You are going to be so glad you are taking the time to read this. None of us want to think we’re leading well and find out, too late, that we missed the mark. To be successful as a process manager, or content expert, or vision caster is something to celebrate, for sure. However, if you don’t genuinely love your people (genuinely. love. your. people), it will mark your leadership and your personnel over time. Mark and mar. Don’t miss that…for your own sake and that of your organization – each employee and all employees.
A friend of mine told me recently that he’s never met the CEO of his company. He is not sure the CEO has ever walked down his department’s hallway. That made me sad, because I know the caliber of work he does and the quality of person he is. He would be such an encouragement to his company’s executive leader. Maybe he was out the day the CEO came down his hall…surely he showed up…once at least. Surely.
My husband speaks several times each year on leading from the heart. I love to hear him speak; it’s a good reminder for me in my own area of influence. Besides my husband, my other go-to person on this subject is Mark C. Crowley, author of Lead from the Heart – Transformational Leadershp for the 21st Century.
In a Forbes piece, Mark was interviewed by Ron Carucci on 4 Radical Leadership Practices that Will Dramatically Increase Engagement. You should read this piece in full. Here are those four practices in brief:
- Invest deeply. Crowley defines deep investment as this: “You are personally spending ample time ensuring people are learning, growing, and thriving. You have a high bar for performance expectations, and you are personally helping people reach it. Every. Single. Day.” [Not just your administrative team, but every single employee in your organization. Too often leaders, busy as they are, leave this to others who may not have their character or their sense of what could be lost/gained.] Photo Credit: Slideshare

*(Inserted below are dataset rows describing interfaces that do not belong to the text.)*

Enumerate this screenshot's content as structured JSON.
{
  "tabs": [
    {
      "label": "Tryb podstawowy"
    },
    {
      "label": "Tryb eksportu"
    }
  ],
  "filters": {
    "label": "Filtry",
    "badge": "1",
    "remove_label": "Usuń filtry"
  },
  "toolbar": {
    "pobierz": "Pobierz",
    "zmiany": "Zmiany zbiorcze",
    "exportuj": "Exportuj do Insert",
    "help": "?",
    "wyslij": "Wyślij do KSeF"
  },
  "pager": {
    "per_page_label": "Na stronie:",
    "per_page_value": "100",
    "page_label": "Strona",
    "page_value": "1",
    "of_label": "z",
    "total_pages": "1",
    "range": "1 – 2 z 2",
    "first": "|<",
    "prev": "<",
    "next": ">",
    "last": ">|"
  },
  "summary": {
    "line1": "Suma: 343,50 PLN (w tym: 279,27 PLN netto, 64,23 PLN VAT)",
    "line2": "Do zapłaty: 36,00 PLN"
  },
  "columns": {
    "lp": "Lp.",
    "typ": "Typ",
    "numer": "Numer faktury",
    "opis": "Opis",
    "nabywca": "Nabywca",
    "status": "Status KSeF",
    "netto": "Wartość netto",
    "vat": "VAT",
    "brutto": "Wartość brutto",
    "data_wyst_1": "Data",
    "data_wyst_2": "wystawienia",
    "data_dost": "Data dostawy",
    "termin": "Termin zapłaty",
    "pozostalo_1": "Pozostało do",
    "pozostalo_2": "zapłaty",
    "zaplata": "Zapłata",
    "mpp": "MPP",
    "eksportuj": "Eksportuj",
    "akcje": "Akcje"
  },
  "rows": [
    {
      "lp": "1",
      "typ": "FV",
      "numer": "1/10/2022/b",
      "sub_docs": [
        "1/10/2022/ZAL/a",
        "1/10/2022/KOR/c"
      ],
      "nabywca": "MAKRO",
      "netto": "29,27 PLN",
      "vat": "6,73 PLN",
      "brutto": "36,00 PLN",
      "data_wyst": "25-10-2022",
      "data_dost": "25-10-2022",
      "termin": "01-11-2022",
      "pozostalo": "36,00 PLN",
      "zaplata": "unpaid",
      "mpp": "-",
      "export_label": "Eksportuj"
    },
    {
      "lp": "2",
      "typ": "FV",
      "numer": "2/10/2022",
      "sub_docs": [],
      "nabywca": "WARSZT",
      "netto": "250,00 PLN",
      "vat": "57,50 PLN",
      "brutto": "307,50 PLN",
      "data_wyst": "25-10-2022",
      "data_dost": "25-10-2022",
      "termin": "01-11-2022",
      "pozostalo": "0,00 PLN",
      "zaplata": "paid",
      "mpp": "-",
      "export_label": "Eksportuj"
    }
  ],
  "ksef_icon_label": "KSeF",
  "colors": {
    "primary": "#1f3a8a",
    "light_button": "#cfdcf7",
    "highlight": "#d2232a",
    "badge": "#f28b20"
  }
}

- Connect personally. Raising boundaries in relationships at work (keeping a professional distance) doesn’t lead to objectivity; more they lead to ignorance. You think you know how people are, but do you really? Have you talked to personnel? Have you sat down at their work station? Ever? “People we lead have big stories, and we are part of that story.” You aren’t interested in a popularity contest, of course…but are you an empowering force in your employees’ lives…or a devaluing force? Check it out.Photo Credit: Essentials of Business
- Hire for heart. “You have to hire people who are predisposed to care. If you hire for technical competence, or a track record of hitting numbers, that’s all you’ll get” warns Crowley. Maybe your leadership team is already in place and entrenched. Do your managers really care about your personnel? Are they following your lead in their role? This isn’t about occasional free pizza or management tossing kudos from in front of the room. This is about investing in and building up employees…all of them, each one of them… helping them reach their maximum potential. Challenge yourself in this, and your management teams in this, all the way through the ranks.

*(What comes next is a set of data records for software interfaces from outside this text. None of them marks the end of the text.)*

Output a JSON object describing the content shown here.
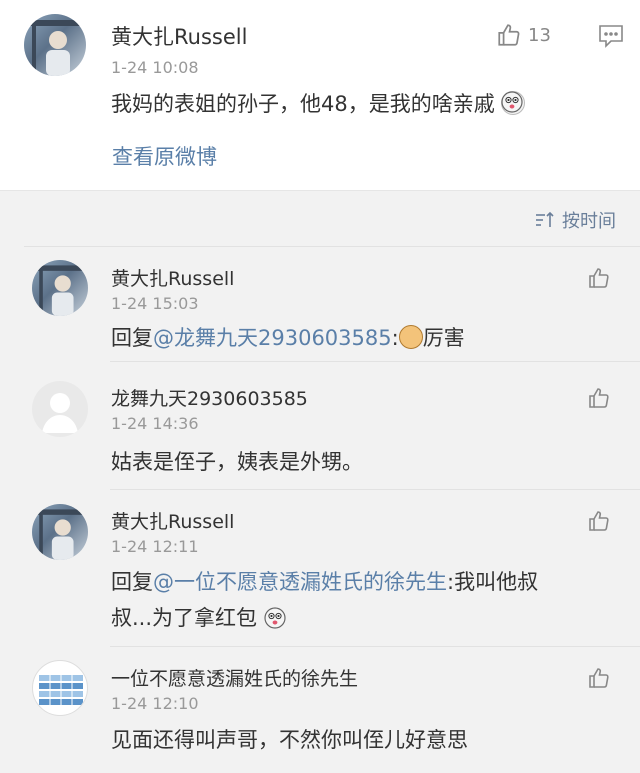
{
  "post": {
    "author": "黄大扎Russell",
    "time": "1-24 10:08",
    "text": "我妈的表姐的孙子，他48，是我的啥亲戚",
    "like_count": "13",
    "view_original": "查看原微博"
  },
  "sort_label": "按时间",
  "comments": [
    {
      "author": "黄大扎Russell",
      "time": "1-24 15:03",
      "reply_prefix": "回复",
      "mention": "@龙舞九天2930603585",
      "colon": ":",
      "text": "厉害"
    },
    {
      "author": "龙舞九天2930603585",
      "time": "1-24 14:36",
      "text": "姑表是侄子，姨表是外甥。"
    },
    {
      "author": "黄大扎Russell",
      "time": "1-24 12:11",
      "reply_prefix": "回复",
      "mention": "@一位不愿意透漏姓氏的徐先生",
      "colon": ":",
      "text_line1": "我叫他叔",
      "text_line2": "叔...为了拿红包"
    },
    {
      "author": "一位不愿意透漏姓氏的徐先生",
      "time": "1-24 12:10",
      "text": "见面还得叫声哥，不然你叫侄儿好意思"
    }
  ],
  "colors": {
    "link": "#5a7fa8",
    "meta": "#999999",
    "background": "#f2f2f2"
  },
  "icons": [
    "thumbs-up-icon",
    "comment-icon",
    "sort-icon",
    "emoji-icon"
  ]
}
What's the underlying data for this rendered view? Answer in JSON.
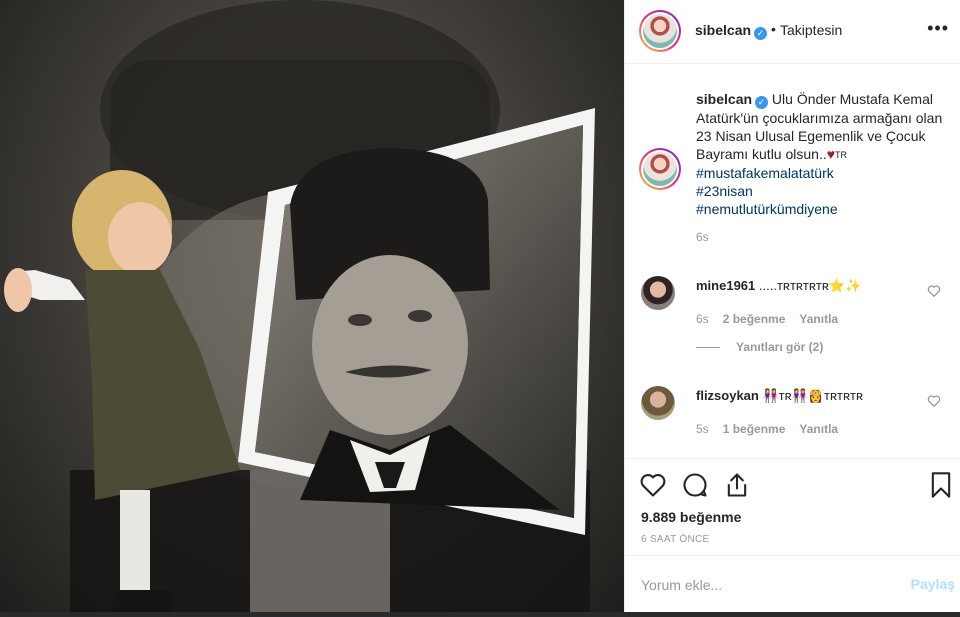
{
  "post": {
    "username": "sibelcan",
    "dot": "•",
    "follow_status": "Takiptesin",
    "more_icon": "more-horizontal-icon"
  },
  "caption": {
    "username": "sibelcan",
    "body": "Ulu Önder Mustafa Kemal Atatürk'ün çocuklarımıza armağanı olan 23 Nisan Ulusal Egemenlik ve Çocuk Bayramı kutlu olsun..",
    "suffix": "TR",
    "hashtags": [
      "#mustafakemalatatürk",
      "#23nisan",
      "#nemutlutürkümdiyene"
    ],
    "time": "6s"
  },
  "comments": [
    {
      "username": "mine1961",
      "text": ".....ᴛʀᴛʀᴛʀᴛʀ⭐✨",
      "time": "6s",
      "likes": "2 beğenme",
      "reply": "Yanıtla"
    },
    {
      "username": "flizsoykan",
      "text": "👭ᴛʀ👭👸ᴛʀᴛʀᴛʀ",
      "time": "5s",
      "likes": "1 beğenme",
      "reply": "Yanıtla"
    }
  ],
  "view_replies": "Yanıtları gör (2)",
  "actions": {
    "likes": "9.889 beğenme",
    "age": "6 SAAT ÖNCE"
  },
  "composer": {
    "placeholder": "Yorum ekle...",
    "post_label": "Paylaş"
  },
  "colors": {
    "link": "#003569",
    "verified": "#3897f0",
    "post_disabled": "#b2dffc",
    "heart": "#a51d2d"
  }
}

- Love well. Crowley “emphasizes the criticality of leaders having absolute certainty that the people they lead feel like they, and their work, matter deeply, and they are genuinely appreciated.” Not just the executive team feeling this way but a model is set throughout the organization to “love your people”.

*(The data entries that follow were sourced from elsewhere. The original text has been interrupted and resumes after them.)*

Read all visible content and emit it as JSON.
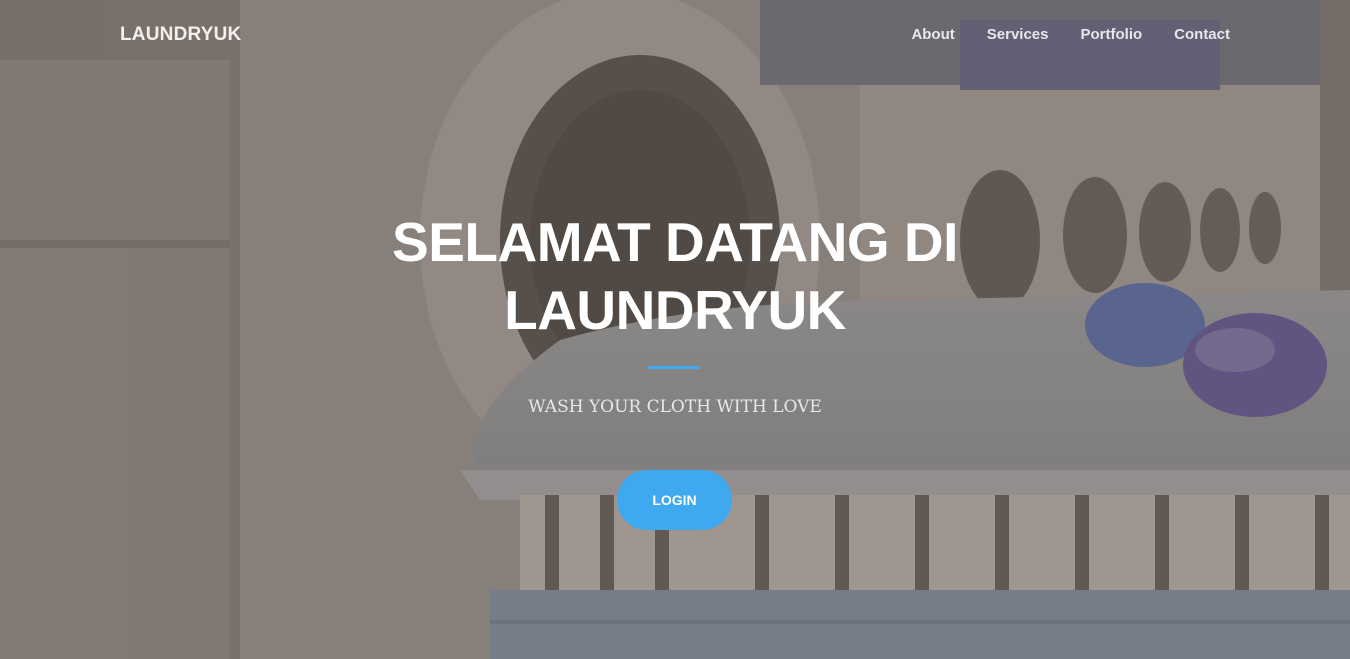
{
  "navbar": {
    "brand": "LAUNDRYUK",
    "links": [
      {
        "label": "About"
      },
      {
        "label": "Services"
      },
      {
        "label": "Portfolio"
      },
      {
        "label": "Contact"
      }
    ]
  },
  "hero": {
    "headline_line1": "SELAMAT DATANG DI",
    "headline_line2": "LAUNDRYUK",
    "subheading": "WASH YOUR CLOTH WITH LOVE",
    "login_label": "LOGIN",
    "background_image": "laundry-room-washing-machines-folded-clothes",
    "accent_color": "#3fa9ef"
  }
}
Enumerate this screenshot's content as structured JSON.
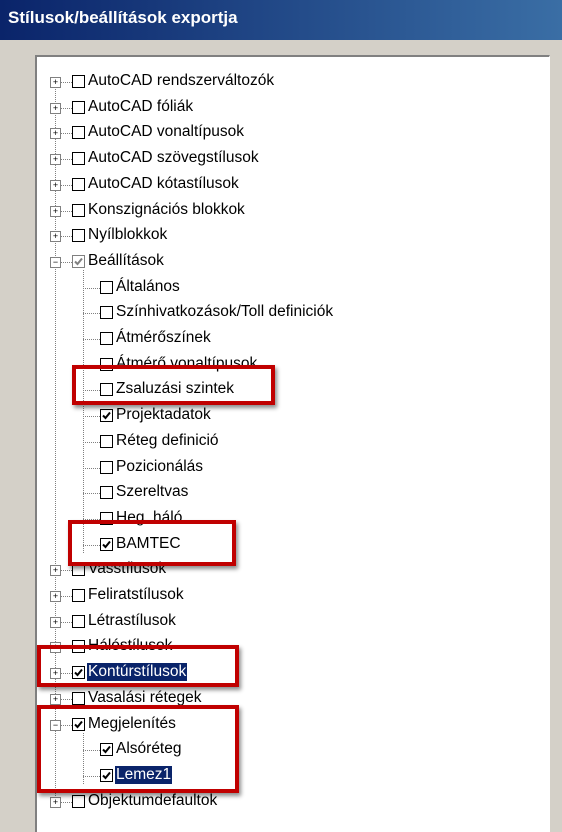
{
  "title": "Stílusok/beállítások exportja",
  "items": [
    {
      "label": "AutoCAD rendszerváltozók",
      "checked": false
    },
    {
      "label": "AutoCAD fóliák",
      "checked": false
    },
    {
      "label": "AutoCAD vonaltípusok",
      "checked": false
    },
    {
      "label": "AutoCAD szövegstílusok",
      "checked": false
    },
    {
      "label": "AutoCAD kótastílusok",
      "checked": false
    },
    {
      "label": "Konszignációs blokkok",
      "checked": false
    },
    {
      "label": "Nyílblokkok",
      "checked": false
    },
    {
      "label": "Beállítások",
      "checked": true
    },
    {
      "label": "Általános",
      "checked": false
    },
    {
      "label": "Színhivatkozások/Toll definiciók",
      "checked": false
    },
    {
      "label": "Átmérőszínek",
      "checked": false
    },
    {
      "label": "Átmérő vonaltípusok",
      "checked": false
    },
    {
      "label": "Zsaluzási szintek",
      "checked": false
    },
    {
      "label": "Projektadatok",
      "checked": true
    },
    {
      "label": "Réteg definició",
      "checked": false
    },
    {
      "label": "Pozicionálás",
      "checked": false
    },
    {
      "label": "Szereltvas",
      "checked": false
    },
    {
      "label": "Heg. háló",
      "checked": false
    },
    {
      "label": "BAMTEC",
      "checked": true
    },
    {
      "label": "Vasstílusok",
      "checked": false
    },
    {
      "label": "Feliratstílusok",
      "checked": false
    },
    {
      "label": "Létrastílusok",
      "checked": false
    },
    {
      "label": "Hálóstílusok",
      "checked": false
    },
    {
      "label": "Kontúrstílusok",
      "checked": true
    },
    {
      "label": "Vasalási rétegek",
      "checked": false
    },
    {
      "label": "Megjelenítés",
      "checked": true
    },
    {
      "label": "Alsóréteg",
      "checked": true
    },
    {
      "label": "Lemez1",
      "checked": true
    },
    {
      "label": "Objektumdefaultok",
      "checked": false
    }
  ]
}
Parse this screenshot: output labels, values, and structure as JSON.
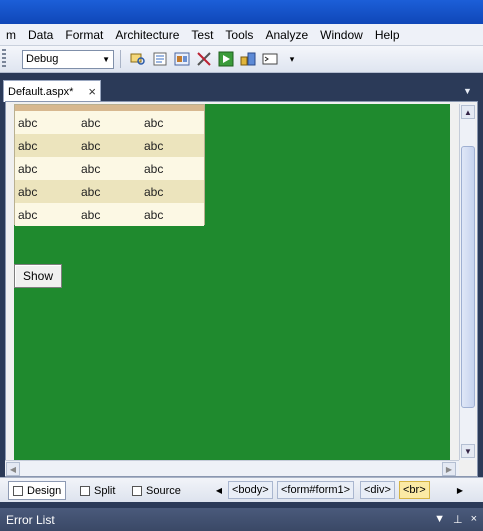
{
  "menu": [
    "m",
    "Data",
    "Format",
    "Architecture",
    "Test",
    "Tools",
    "Analyze",
    "Window",
    "Help"
  ],
  "toolbar": {
    "config_value": "Debug",
    "icons": [
      "find-in-files-icon",
      "properties-icon",
      "object-browser-icon",
      "toolbox-icon",
      "start-page-icon",
      "class-view-icon",
      "immediate-window-icon"
    ]
  },
  "document_tab": {
    "label": "Default.aspx*"
  },
  "gridview": {
    "rows": [
      [
        "abc",
        "abc",
        "abc"
      ],
      [
        "abc",
        "abc",
        "abc"
      ],
      [
        "abc",
        "abc",
        "abc"
      ],
      [
        "abc",
        "abc",
        "abc"
      ],
      [
        "abc",
        "abc",
        "abc"
      ]
    ]
  },
  "show_button": {
    "label": "Show"
  },
  "view_tabs": {
    "design": "Design",
    "split": "Split",
    "source": "Source"
  },
  "breadcrumbs": [
    "<body>",
    "<form#form1>",
    "<div>",
    "<br>"
  ],
  "error_list": {
    "title": "Error List"
  },
  "colors": {
    "design_surface": "#1f8a2e",
    "grid_header": "#d7b88f",
    "grid_odd": "#fcf8e4",
    "grid_even": "#ece4bd"
  }
}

If you read this far, you probably already lead in this way or you want to. I think of myself as being pretty savvy in this area, and that could be my biggest weakness in the workplace. Making such an assumption is dangerous. So…thanks for caring about your own leadership. For those reading thus far, and you don’t see yourself as a mover or shaker in your organization…rethink that. The fact that you are so invested that you’re reading leadership articles may mean you’re more engaged than you might think. You lead out in this area yourself, if you must. For that friend of mine who has never met his CEO…make it happen. You nor he will regret it. Light a fire that could potentially encourage a whole organization. For real.